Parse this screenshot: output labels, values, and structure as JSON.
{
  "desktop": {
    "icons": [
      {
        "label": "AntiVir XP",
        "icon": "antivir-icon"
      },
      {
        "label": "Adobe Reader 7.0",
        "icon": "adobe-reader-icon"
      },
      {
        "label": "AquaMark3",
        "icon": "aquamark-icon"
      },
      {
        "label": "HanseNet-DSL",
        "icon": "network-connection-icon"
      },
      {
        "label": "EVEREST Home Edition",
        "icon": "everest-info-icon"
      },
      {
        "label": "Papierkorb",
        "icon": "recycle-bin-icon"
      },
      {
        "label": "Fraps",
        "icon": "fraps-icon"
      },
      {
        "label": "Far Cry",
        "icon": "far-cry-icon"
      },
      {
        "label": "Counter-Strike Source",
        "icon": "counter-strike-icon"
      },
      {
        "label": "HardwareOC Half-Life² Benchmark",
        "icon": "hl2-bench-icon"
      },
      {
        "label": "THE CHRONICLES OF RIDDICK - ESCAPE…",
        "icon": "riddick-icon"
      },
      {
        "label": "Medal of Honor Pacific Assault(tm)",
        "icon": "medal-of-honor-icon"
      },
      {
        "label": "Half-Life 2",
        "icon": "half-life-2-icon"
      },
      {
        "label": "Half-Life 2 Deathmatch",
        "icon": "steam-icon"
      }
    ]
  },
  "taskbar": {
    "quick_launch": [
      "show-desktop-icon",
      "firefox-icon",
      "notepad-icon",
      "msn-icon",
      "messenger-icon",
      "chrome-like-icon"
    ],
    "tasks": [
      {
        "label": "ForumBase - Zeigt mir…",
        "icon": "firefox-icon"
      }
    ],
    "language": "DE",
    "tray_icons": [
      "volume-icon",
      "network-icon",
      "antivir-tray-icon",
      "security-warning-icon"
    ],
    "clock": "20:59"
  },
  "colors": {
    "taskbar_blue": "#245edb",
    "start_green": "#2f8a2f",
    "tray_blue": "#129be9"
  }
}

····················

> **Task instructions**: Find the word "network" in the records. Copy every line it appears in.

> **Response to this exercise**:
        "icon": "network-connection-icon"
      "network-icon",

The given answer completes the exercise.